YOUR INSTRUCTIONS - The records that follow must be reproduced in full, exactly as written.

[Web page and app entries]
╭──

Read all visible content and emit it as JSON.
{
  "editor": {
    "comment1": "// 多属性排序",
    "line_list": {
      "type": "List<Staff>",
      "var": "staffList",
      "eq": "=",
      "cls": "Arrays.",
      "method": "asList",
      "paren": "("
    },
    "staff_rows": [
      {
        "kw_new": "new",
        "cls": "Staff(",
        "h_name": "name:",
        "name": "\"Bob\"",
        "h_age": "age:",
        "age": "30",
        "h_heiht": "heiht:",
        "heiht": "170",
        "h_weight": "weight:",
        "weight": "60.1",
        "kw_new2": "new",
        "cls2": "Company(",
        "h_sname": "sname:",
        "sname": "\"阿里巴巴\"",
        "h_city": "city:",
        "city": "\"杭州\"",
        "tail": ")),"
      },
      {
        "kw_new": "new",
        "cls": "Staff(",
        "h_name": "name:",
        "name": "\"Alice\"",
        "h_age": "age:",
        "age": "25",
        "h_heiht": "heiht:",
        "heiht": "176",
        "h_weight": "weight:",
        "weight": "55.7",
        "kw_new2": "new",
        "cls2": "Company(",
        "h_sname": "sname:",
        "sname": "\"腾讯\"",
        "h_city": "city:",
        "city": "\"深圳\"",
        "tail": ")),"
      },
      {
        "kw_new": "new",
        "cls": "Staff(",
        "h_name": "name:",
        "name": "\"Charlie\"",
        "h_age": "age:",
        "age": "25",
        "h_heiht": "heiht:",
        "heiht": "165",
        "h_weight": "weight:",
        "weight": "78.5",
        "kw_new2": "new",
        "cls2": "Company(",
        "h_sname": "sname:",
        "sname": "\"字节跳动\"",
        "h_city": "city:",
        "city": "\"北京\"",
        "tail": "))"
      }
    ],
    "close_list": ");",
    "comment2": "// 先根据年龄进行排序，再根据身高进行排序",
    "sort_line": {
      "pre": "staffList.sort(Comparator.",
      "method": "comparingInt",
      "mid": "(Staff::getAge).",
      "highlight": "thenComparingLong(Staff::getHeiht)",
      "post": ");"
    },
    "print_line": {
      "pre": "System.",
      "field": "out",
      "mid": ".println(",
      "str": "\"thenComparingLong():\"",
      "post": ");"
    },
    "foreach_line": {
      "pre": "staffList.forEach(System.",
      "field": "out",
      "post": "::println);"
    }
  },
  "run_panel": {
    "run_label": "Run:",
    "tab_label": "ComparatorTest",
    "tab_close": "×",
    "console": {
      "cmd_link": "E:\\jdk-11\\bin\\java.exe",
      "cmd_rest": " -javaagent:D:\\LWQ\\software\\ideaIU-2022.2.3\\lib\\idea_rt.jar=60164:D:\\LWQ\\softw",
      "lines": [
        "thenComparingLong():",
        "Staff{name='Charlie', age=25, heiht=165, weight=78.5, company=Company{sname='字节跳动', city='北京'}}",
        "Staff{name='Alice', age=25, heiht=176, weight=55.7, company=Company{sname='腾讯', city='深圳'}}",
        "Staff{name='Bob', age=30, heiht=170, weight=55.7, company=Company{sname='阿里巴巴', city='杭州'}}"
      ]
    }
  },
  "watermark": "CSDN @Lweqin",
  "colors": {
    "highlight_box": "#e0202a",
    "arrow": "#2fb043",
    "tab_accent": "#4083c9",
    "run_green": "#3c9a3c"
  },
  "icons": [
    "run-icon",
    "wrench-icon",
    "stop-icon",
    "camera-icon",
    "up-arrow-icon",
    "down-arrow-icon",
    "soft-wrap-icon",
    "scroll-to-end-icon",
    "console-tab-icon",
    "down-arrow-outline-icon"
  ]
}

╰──

EXERCISE RESPONSE -
Read all visible content and emit it as JSON.
{
  "editor": {
    "comment1": "// 多属性排序",
    "line_list": {
      "type": "List<Staff>",
      "var": "staffList",
      "eq": "=",
      "cls": "Arrays.",
      "method": "asList",
      "paren": "("
    },
    "staff_rows": [
      {
        "kw_new": "new",
        "cls": "Staff(",
        "h_name": "name:",
        "name": "\"Bob\"",
        "h_age": "age:",
        "age": "30",
        "h_heiht": "heiht:",
        "heiht": "170",
        "h_weight": "weight:",
        "weight": "60.1",
        "kw_new2": "new",
        "cls2": "Company(",
        "h_sname": "sname:",
        "sname": "\"阿里巴巴\"",
        "h_city": "city:",
        "city": "\"杭州\"",
        "tail": ")),"
      },
      {
        "kw_new": "new",
        "cls": "Staff(",
        "h_name": "name:",
        "name": "\"Alice\"",
        "h_age": "age:",
        "age": "25",
        "h_heiht": "heiht:",
        "heiht": "176",
        "h_weight": "weight:",
        "weight": "55.7",
        "kw_new2": "new",
        "cls2": "Company(",
        "h_sname": "sname:",
        "sname": "\"腾讯\"",
        "h_city": "city:",
        "city": "\"深圳\"",
        "tail": ")),"
      },
      {
        "kw_new": "new",
        "cls": "Staff(",
        "h_name": "name:",
        "name": "\"Charlie\"",
        "h_age": "age:",
        "age": "25",
        "h_heiht": "heiht:",
        "heiht": "165",
        "h_weight": "weight:",
        "weight": "78.5",
        "kw_new2": "new",
        "cls2": "Company(",
        "h_sname": "sname:",
        "sname": "\"字节跳动\"",
        "h_city": "city:",
        "city": "\"北京\"",
        "tail": "))"
      }
    ],
    "close_list": ");",
    "comment2": "// 先根据年龄进行排序，再根据身高进行排序",
    "sort_line": {
      "pre": "staffList.sort(Comparator.",
      "method": "comparingInt",
      "mid": "(Staff::getAge).",
      "highlight": "thenComparingLong(Staff::getHeiht)",
      "post": ");"
    },
    "print_line": {
      "pre": "System.",
      "field": "out",
      "mid": ".println(",
      "str": "\"thenComparingLong():\"",
      "post": ");"
    },
    "foreach_line": {
      "pre": "staffList.forEach(System.",
      "field": "out",
      "post": "::println);"
    }
  },
  "run_panel": {
    "run_label": "Run:",
    "tab_label": "ComparatorTest",
    "tab_close": "×",
    "console": {
      "cmd_link": "E:\\jdk-11\\bin\\java.exe",
      "cmd_rest": " -javaagent:D:\\LWQ\\software\\ideaIU-2022.2.3\\lib\\idea_rt.jar=60164:D:\\LWQ\\softw",
      "lines": [
        "thenComparingLong():",
        "Staff{name='Charlie', age=25, heiht=165, weight=78.5, company=Company{sname='字节跳动', city='北京'}}",
        "Staff{name='Alice', age=25, heiht=176, weight=55.7, company=Company{sname='腾讯', city='深圳'}}",
        "Staff{name='Bob', age=30, heiht=170, weight=55.7, company=Company{sname='阿里巴巴', city='杭州'}}"
      ]
    }
  },
  "watermark": "CSDN @Lweqin",
  "colors": {
    "highlight_box": "#e0202a",
    "arrow": "#2fb043",
    "tab_accent": "#4083c9",
    "run_green": "#3c9a3c"
  },
  "icons": [
    "run-icon",
    "wrench-icon",
    "stop-icon",
    "camera-icon",
    "up-arrow-icon",
    "down-arrow-icon",
    "soft-wrap-icon",
    "scroll-to-end-icon",
    "console-tab-icon",
    "down-arrow-outline-icon"
  ]
}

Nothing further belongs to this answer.